Less Than Zero
By: Bret Easton Ellis
Setting: The ritzy suburbs of Los Angeles
If you ever dreamed of the rich life, of the fame and fortune associated with the fast cars and faster lifestyles, you’ll be glad you never had it after reading Less Than Zero. Written beforeBeverly Hills 90210 and Melrose Place were stinking up the TV airwaves, this book bleakly describes the stagnant lives of rich kids in the L.A. area. The irresistable societal pressures placed on the kids in the novel by their parents and peers lead them along paths leading nowhere but to destruction. Scandal sheets, drugs, sex, perversion and the chase of the ultimate thrill dictate the actions of potentially intelligent young adults, leaving them no freedom of choice.
This book drags along, with little action or plot. In the important parts of the book, where I normally would expect to feel kinship with the characters involved, I felt revulsion instead. This is, of course, the effect Ellis wished; in order for his readers to feel what the characters are feeling, he had to place the readers in the same dead, non-descriptive place. He does so through the use of flat adjectives and verbs, creating a sort of written Purgatory for us to muddle through — just like the novel’s characters.

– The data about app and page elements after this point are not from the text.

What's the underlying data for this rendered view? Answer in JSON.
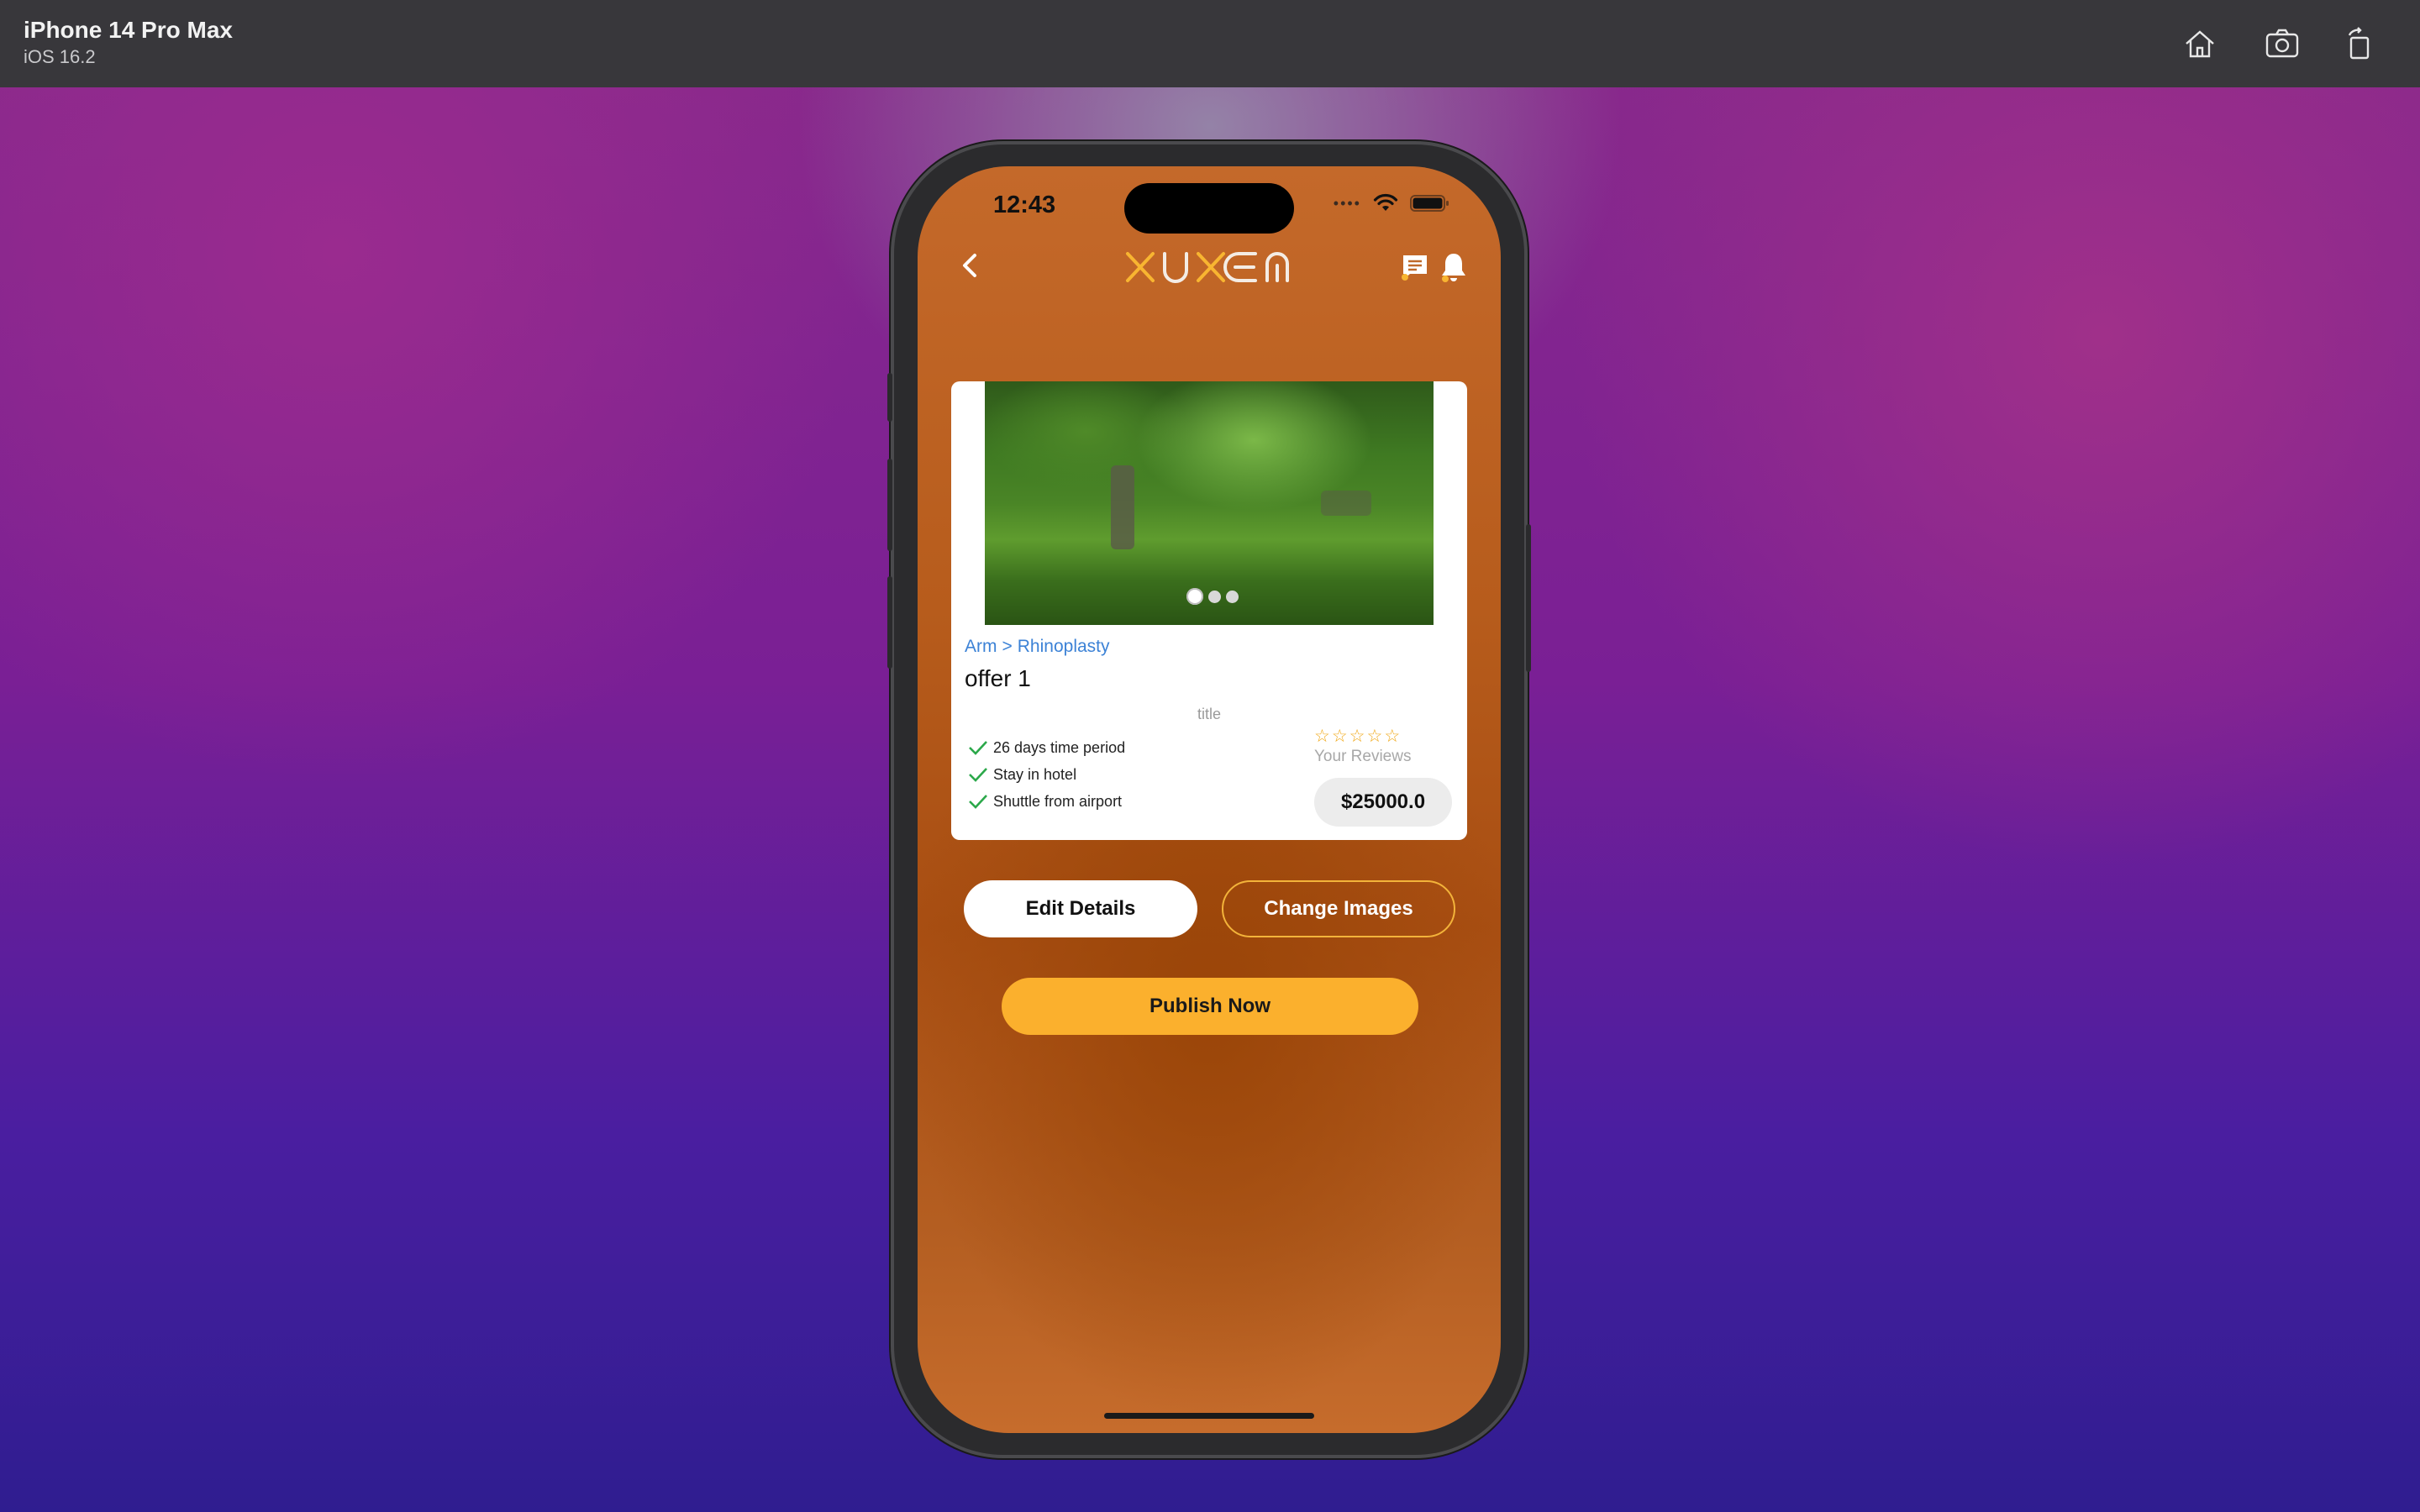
{
  "simulator": {
    "device_name": "iPhone 14 Pro Max",
    "os_version": "iOS 16.2",
    "toolbar_icons": [
      "home-icon",
      "screenshot-icon",
      "rotate-icon"
    ]
  },
  "status_bar": {
    "time": "12:43",
    "icons": [
      "cellular-dots-icon",
      "wifi-icon",
      "battery-icon"
    ]
  },
  "nav": {
    "logo_text": "XUXEM",
    "logo_colors": {
      "accent": "#f8b531",
      "light": "#f4ece4"
    },
    "icons": [
      "back-icon",
      "chat-icon",
      "bell-icon"
    ]
  },
  "offer": {
    "breadcrumb": [
      "Arm",
      ">",
      "Rhinoplasty"
    ],
    "title": "offer 1",
    "subtitle": "title",
    "features": [
      "26 days time period",
      "Stay in hotel",
      "Shuttle from airport"
    ],
    "rating_stars": 0,
    "rating_max": 5,
    "reviews_label": "Your Reviews",
    "price": "$25000.0",
    "image_count": 3,
    "active_image": 1
  },
  "actions": {
    "edit_label": "Edit Details",
    "change_images_label": "Change Images",
    "publish_label": "Publish Now"
  },
  "colors": {
    "primary": "#fbb02d",
    "screen_bg": "#b75c1c",
    "link": "#3c82d6",
    "check": "#2ba84a"
  }
}
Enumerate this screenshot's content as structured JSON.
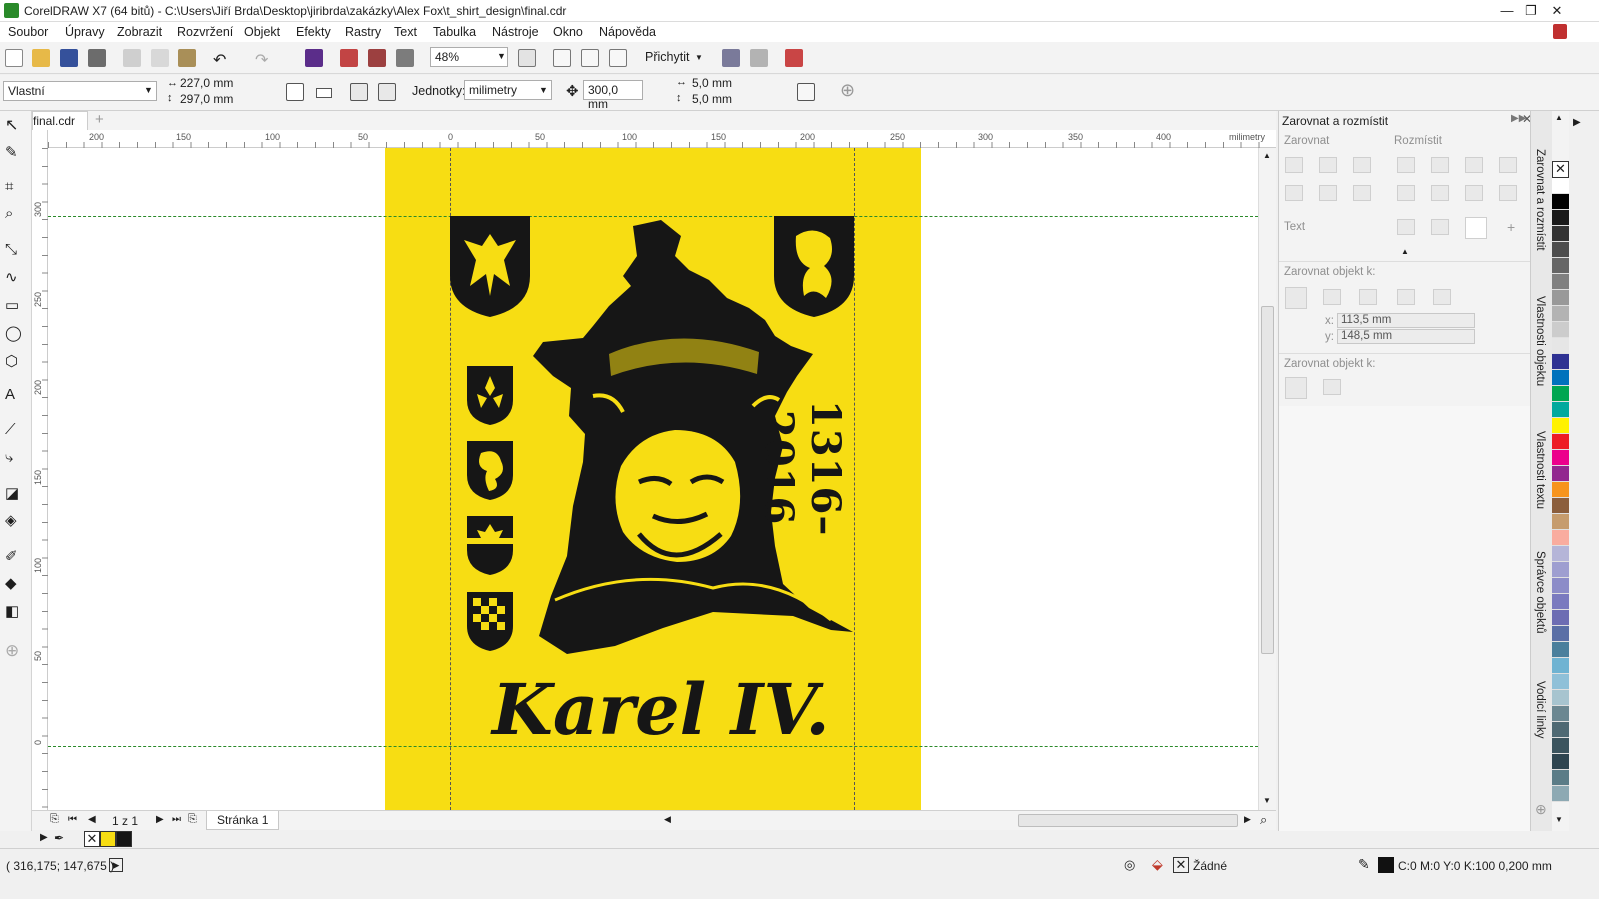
{
  "window": {
    "title": "CorelDRAW X7 (64 bitů) - C:\\Users\\Jiří Brda\\Desktop\\jiribrda\\zakázky\\Alex Fox\\t_shirt_design\\final.cdr",
    "minimize": "—",
    "restore": "❐",
    "close": "✕"
  },
  "menu": [
    "Soubor",
    "Úpravy",
    "Zobrazit",
    "Rozvržení",
    "Objekt",
    "Efekty",
    "Rastry",
    "Text",
    "Tabulka",
    "Nástroje",
    "Okno",
    "Nápověda"
  ],
  "toolbar": {
    "zoom": "48%",
    "snap_label": "Přichytit"
  },
  "propbar": {
    "page_preset": "Vlastní",
    "width": "227,0 mm",
    "height": "297,0 mm",
    "units_label": "Jednotky:",
    "units_value": "milimetry",
    "nudge": "300,0 mm",
    "dup_x": "5,0 mm",
    "dup_y": "5,0 mm"
  },
  "document": {
    "tab_name": "final.cdr",
    "ruler_unit": "milimetry",
    "h_ticks": [
      "200",
      "150",
      "100",
      "50",
      "0",
      "50",
      "100",
      "150",
      "200",
      "250",
      "300",
      "350",
      "400"
    ],
    "v_ticks": [
      "300",
      "250",
      "200",
      "150",
      "100",
      "50",
      "0"
    ],
    "page_indicator": "1 z 1",
    "page_tab": "Stránka 1"
  },
  "artwork": {
    "background_color": "#f7dd13",
    "ink_color": "#161616",
    "name_text": "Karel IV.",
    "years_text": "1316–2016"
  },
  "docker": {
    "title": "Zarovnat a rozmístit",
    "align_label": "Zarovnat",
    "distribute_label": "Rozmístit",
    "text_label": "Text",
    "align_to_label": "Zarovnat objekt k:",
    "x_label": "x:",
    "x_value": "113,5 mm",
    "y_label": "y:",
    "y_value": "148,5 mm",
    "distribute_to_label": "Zarovnat objekt k:"
  },
  "docker_tabs": [
    "Zarovnat a rozmístit",
    "Vlastnosti objektu",
    "Vlastnosti textu",
    "Správce objektů",
    "Vodicí linky"
  ],
  "palette_colors": [
    "#ffffff",
    "#000000",
    "#1a1a1a",
    "#333333",
    "#4d4d4d",
    "#666666",
    "#808080",
    "#999999",
    "#b3b3b3",
    "#cccccc",
    "#e6e6e6",
    "#2e3192",
    "#0072bc",
    "#00a651",
    "#00a99d",
    "#fff200",
    "#ed1c24",
    "#ec008c",
    "#92278f",
    "#f7941d",
    "#8b5e3c",
    "#c69c6d",
    "#f9ac9f",
    "#b5b5d8",
    "#9e9ed0",
    "#8c8cc8",
    "#7a7abf",
    "#6d6db3",
    "#5a6fa6",
    "#4a7f9c",
    "#6fb3d2",
    "#8fc0d8",
    "#a7c4cf",
    "#6b8791",
    "#4e6973",
    "#3b545e",
    "#2e4550",
    "#5b7c87",
    "#8da9b3"
  ],
  "status": {
    "coords": "( 316,175; 147,675 )",
    "fill_label": "Žádné",
    "outline_label": "C:0 M:0 Y:0 K:100  0,200 mm"
  }
}
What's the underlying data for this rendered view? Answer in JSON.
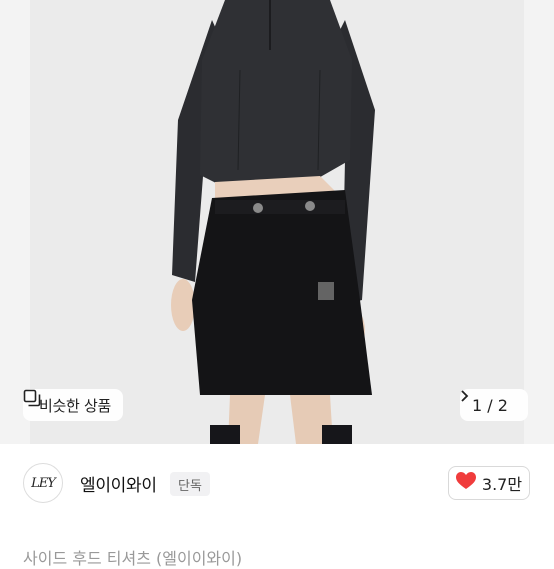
{
  "image": {
    "alt_subject": "model wearing black cropped top and black cargo mini skirt"
  },
  "similar_products": {
    "label": "비슷한 상품",
    "icon": "similar-products-icon"
  },
  "pager": {
    "text": "1 / 2",
    "icon": "chevron-right-icon"
  },
  "seller": {
    "logo_text": "LEY",
    "name": "엘이이와이",
    "badge": "단독"
  },
  "like": {
    "icon": "heart-icon",
    "count": "3.7만",
    "color": "#f03c3c"
  },
  "product": {
    "title": "사이드 후드 티셔츠 (엘이이와이)"
  }
}
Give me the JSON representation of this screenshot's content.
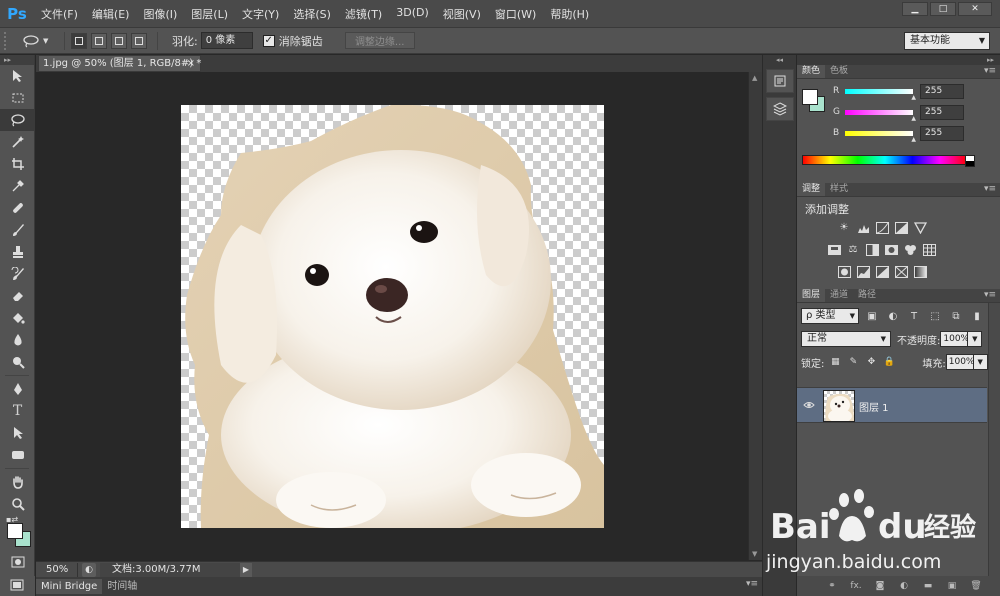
{
  "app": {
    "logo": "Ps",
    "menus": [
      "文件(F)",
      "编辑(E)",
      "图像(I)",
      "图层(L)",
      "文字(Y)",
      "选择(S)",
      "滤镜(T)",
      "3D(D)",
      "视图(V)",
      "窗口(W)",
      "帮助(H)"
    ],
    "window_controls": {
      "minimize": "▁",
      "maximize": "□",
      "close": "✕"
    }
  },
  "options_bar": {
    "feather_label": "羽化:",
    "feather_value": "0 像素",
    "antialias_label": "消除锯齿",
    "antialias_checked": "✓",
    "refine_edge_label": "调整边缘...",
    "workspace": "基本功能"
  },
  "document": {
    "tab_title": "1.jpg @ 50% (图层 1, RGB/8#) *",
    "close_glyph": "×",
    "zoom": "50%",
    "doc_info": "文档:3.00M/3.77M"
  },
  "bottom_tabs": [
    "Mini Bridge",
    "时间轴"
  ],
  "panels": {
    "color": {
      "tabs": [
        "颜色",
        "色板"
      ],
      "r_label": "R",
      "g_label": "G",
      "b_label": "B",
      "r": "255",
      "g": "255",
      "b": "255",
      "foreground": "#ffffff",
      "background": "#a9e2cd"
    },
    "adjustments": {
      "tabs": [
        "调整",
        "样式"
      ],
      "title": "添加调整"
    },
    "layers": {
      "tabs": [
        "图层",
        "通道",
        "路径"
      ],
      "kind": "ρ 类型",
      "blend_mode": "正常",
      "opacity_label": "不透明度:",
      "opacity": "100%",
      "lock_label": "锁定:",
      "fill_label": "填充:",
      "fill": "100%",
      "layer_name": "图层 1",
      "footer_icons": [
        "link-icon",
        "fx-icon",
        "mask-icon",
        "adjustment-icon",
        "group-icon",
        "new-layer-icon",
        "trash-icon"
      ],
      "footer_fx": "fx."
    }
  },
  "watermark": {
    "brand": "Bai",
    "brand_tail": "du",
    "product": "经验",
    "url": "jingyan.baidu.com"
  }
}
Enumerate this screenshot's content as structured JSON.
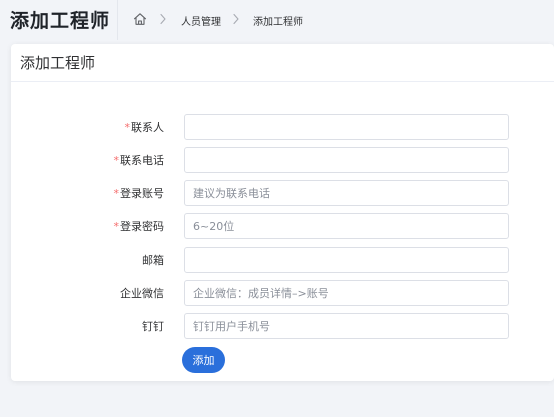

Though the language in the book lacks life, it is not bad writing when you consider its purpose. It is certainly not enjoyable writing, but I’m not sure it should be in this case. Ellis is trying to teach us a lesson by dragging us through the muck with his characters, much as directors Stanley Kubrick and Oliver Stone have done with their movies. The quality of the work is there, but getting the whole picture may not be a pleasant experience.